American Indian Studies Department Solidarity Statement

American Indian Studies Department Solidarity Statement

May 6, 2024

As faculty of UCLA’s American Indian Studies Department, our utmost commitment is to the teaching and well-being of our students in the classroom, elsewhere on campus and in the world. The events of the past week on the UCLA campus have left us, our students, and staff with profound grief, trauma, and anger. In particular, the administration’s response to an overwhelmingly peaceful protest has been alarming. We, the undersigned faculty, champion the constitutional right for our students to peacefully protest without the fear of punishment or harm. We have an obligation to affirm the necessity of critical discourse, of academic dissent, and of academic freedom.

We are outraged by the acts of violence perpetrated on UCLA students, faculty and staff by a mob of instigators on April 30th. We are appalled by the violent forced removal and arrest of at least 200 UCLA students, faculty and staff on May 2 by multiple off-campus law enforcement agencies. We call on the UCLA administration to: (1) grant full legal, academic and disciplinary amnesty to all UCLA students expressing their constitutional right to peacefully protest; (2) provide financial assistance for costs associated with medical treatment for injuries; and (3) conduct a full investigation of the administration’s failure to protect our students and our campus from violence. We call upon the UCLA administration and Academic Senate to ensure transparency of future security measures taken in response to peaceful demonstrations, and to convene a truth commission to guide the necessary process of healing our community.

American Indian Studies has a long tradition of student, faculty and staff protest in its five decades of existence at UCLA. Our students have participated in and led protests against the treatment of American Indian and other Indigenous Peoples for decades; for example, UCLA American Indian students occupied Alcatraz to protest the treatment of American Indians in the early 1970s. Similarly, our students, faculty and staff have stood in solidarity with other groups, organizations and populations in their calls for peace, justice, and self-determination. The peaceful protests that we are seeing today are in keeping with this tradition. To mischaracterize those protests as “activism that harms our ability to carry out our academic mission” is egregious.

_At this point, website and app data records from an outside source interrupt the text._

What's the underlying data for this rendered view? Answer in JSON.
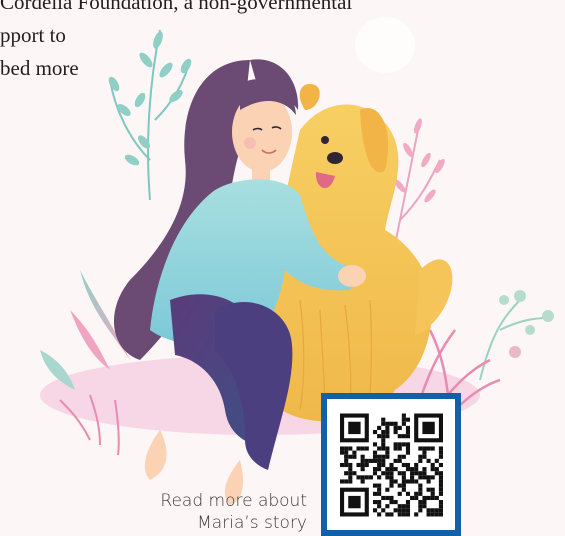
{
  "intro": {
    "lines": [
      "Cordelia Foundation, a non-governmental",
      "pport to",
      "bed more"
    ]
  },
  "caption": {
    "line1": "Read more about",
    "line2": "Maria’s story"
  },
  "qr": {
    "name": "qr-code"
  },
  "colors": {
    "background": "#fdf6f6",
    "hair": "#6b4a73",
    "sweater": "#8ccfd9",
    "pants": "#5a3c78",
    "dog": "#f5c55a",
    "skin": "#fbd3b4",
    "ground": "#f7d7e6",
    "qr_border": "#1360a8"
  }
}
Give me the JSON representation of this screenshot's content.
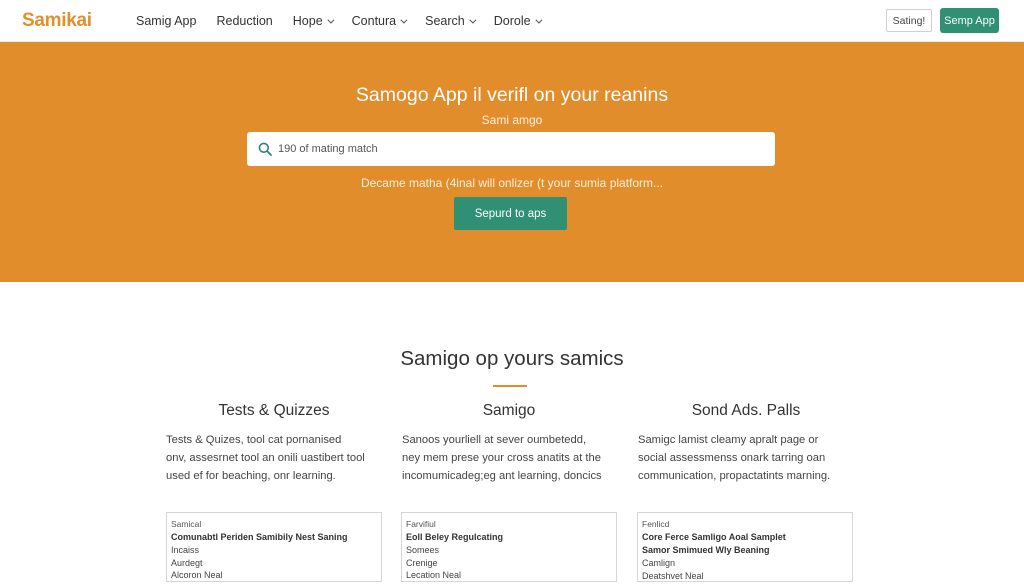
{
  "header": {
    "logo": "Samikai",
    "nav": [
      {
        "label": "Samig App",
        "dropdown": false
      },
      {
        "label": "Reduction",
        "dropdown": false
      },
      {
        "label": "Hope",
        "dropdown": true
      },
      {
        "label": "Contura",
        "dropdown": true
      },
      {
        "label": "Search",
        "dropdown": true
      },
      {
        "label": "Dorole",
        "dropdown": true
      }
    ],
    "signin_label": "Sating!",
    "app_button_label": "Semp App"
  },
  "hero": {
    "title": "Samogo App il verifl on your reanins",
    "subtitle": "Sami amgo",
    "search": {
      "value": "190 of mating match",
      "icon": "search-icon"
    },
    "description": "Decame matha (4inal will onlizer (t your sumia platform...",
    "cta_label": "Sepurd to aps"
  },
  "section": {
    "title": "Samigo op yours samics",
    "columns": [
      {
        "heading": "Tests & Quizzes",
        "text": [
          "Tests & Quizes, tool cat pornanised",
          "onv, assesrnet tool an onili uastibert tool",
          "used ef for beaching, onr learning."
        ],
        "card": {
          "tag": "Samical",
          "title": "Comunabtl Periden Samibily Nest Saning",
          "lines": [
            "Incaiss",
            "Aurdegt",
            "Alcoron Neal"
          ]
        }
      },
      {
        "heading": "Samigo",
        "text": [
          "Sanoos yourliell at sever oumbetedd,",
          "ney mem prese your cross anatits at the",
          "incomumicadeg;eg ant learning, doncics"
        ],
        "card": {
          "tag": "Farvifiul",
          "title": "Eoll Beley Regulcating",
          "lines": [
            "Somees",
            "Crenige",
            "Lecation Neal"
          ]
        }
      },
      {
        "heading": "Sond Ads. Palls",
        "text": [
          "Samigc lamist cleamy apralt page or",
          "social assessmenss onark tarring oan",
          "communication, propactatints marning."
        ],
        "card": {
          "tag": "Fenlicd",
          "title": "Core Ferce Samligo Aoal Samplet",
          "title2": "Samor Smimued Wly Beaning",
          "lines": [
            "Camlign",
            "Deatshvet Neal"
          ]
        }
      }
    ]
  },
  "colors": {
    "accent": "#e28d2c",
    "primary": "#2f9074"
  }
}
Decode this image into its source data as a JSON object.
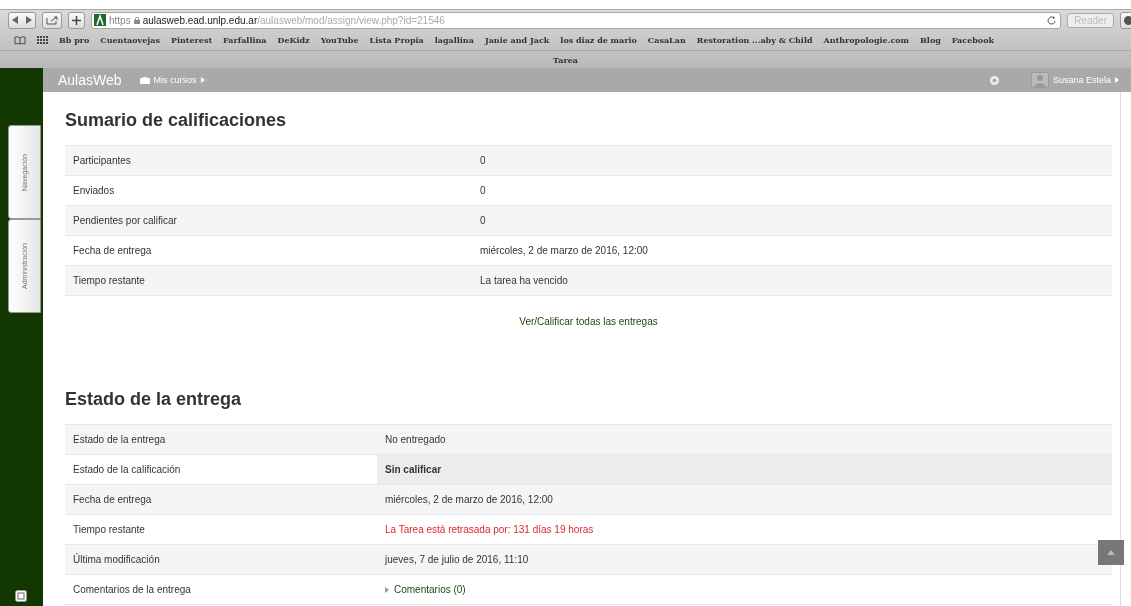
{
  "browser": {
    "url": {
      "scheme": "https",
      "host": "aulasweb.ead.unlp.edu.ar",
      "path": "/aulasweb/mod/assign/view.php?id=21546"
    },
    "reader_button": "Reader",
    "bookmarks": [
      "Bb pro",
      "Cuentaovejas",
      "Pinterest",
      "Farfallina",
      "DeKidz",
      "YouTube",
      "Lista Propia",
      "lagallina",
      "Janie and Jack",
      "los diaz de mario",
      "CasaLan",
      "Restoration ...aby & Child",
      "Anthropologie.com",
      "Blog",
      "Facebook"
    ],
    "tab_title": "Tarea"
  },
  "navbar": {
    "brand": "AulasWeb",
    "menu": "Mis cursos",
    "user": "Susana Estela"
  },
  "sidebar": {
    "tabs": [
      "Navegación",
      "Administración"
    ]
  },
  "grading_summary": {
    "title": "Sumario de calificaciones",
    "rows": [
      {
        "label": "Participantes",
        "value": "0"
      },
      {
        "label": "Enviados",
        "value": "0"
      },
      {
        "label": "Pendientes por calificar",
        "value": "0"
      },
      {
        "label": "Fecha de entrega",
        "value": "miércoles, 2 de marzo de 2016, 12:00"
      },
      {
        "label": "Tiempo restante",
        "value": "La tarea ha vencido"
      }
    ],
    "link": "Ver/Calificar todas las entregas"
  },
  "submission_status": {
    "title": "Estado de la entrega",
    "rows": [
      {
        "label": "Estado de la entrega",
        "value": "No entregado",
        "kind": "text"
      },
      {
        "label": "Estado de la calificación",
        "value": "Sin calificar",
        "kind": "emphasis"
      },
      {
        "label": "Fecha de entrega",
        "value": "miércoles, 2 de marzo de 2016, 12:00",
        "kind": "text"
      },
      {
        "label": "Tiempo restante",
        "value": "La Tarea está retrasada por: 131 días 19 horas",
        "kind": "alert"
      },
      {
        "label": "Última modificación",
        "value": "jueves, 7 de julio de 2016, 11:10",
        "kind": "text"
      },
      {
        "label": "Comentarios de la entrega",
        "value": "Comentarios (0)",
        "kind": "toggle"
      }
    ]
  }
}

In this spirit, we reaffirm our commitment as AIS faculty to the value and necessity of peaceful protest in the face of humanitarian crises and systems of oppression. We decry the violence perpetuated on peacefully protesting students and ask the UCLA administration and Academic Senate to immediately address the calls for action outlined above. We stand ready to assist in these efforts to begin the process of healing our university and its students, faculty, and staff.




Randall Akee, Associate Professor and Chair

Erin Debenport, Associate Professor of Anthropology and American Indian Studies

Paul V. Kroskrity, Distinguished Professor of Anthropology and American Indian Studies

Teresa L. McCarty, Distinguished Professor of Education and American Indian Studies and GF Kneller Chair in Education and Anthropology

Ananda Marin, Associate Professor of Education and American Indian Studies

Kyle T. Mays, Associate Professor, African American Studies

Nancy Marie Mithlo, Professor, Departments of Gender Studies and American Indian Studies

Shannon Speed, Paula Gunn Allen Chair and Professor of American Indian Studies, Gender Studies and Anthropology

Tria Blu Wakpa, Assistant Professor of Dance Studies, World Arts and Cultures/Dance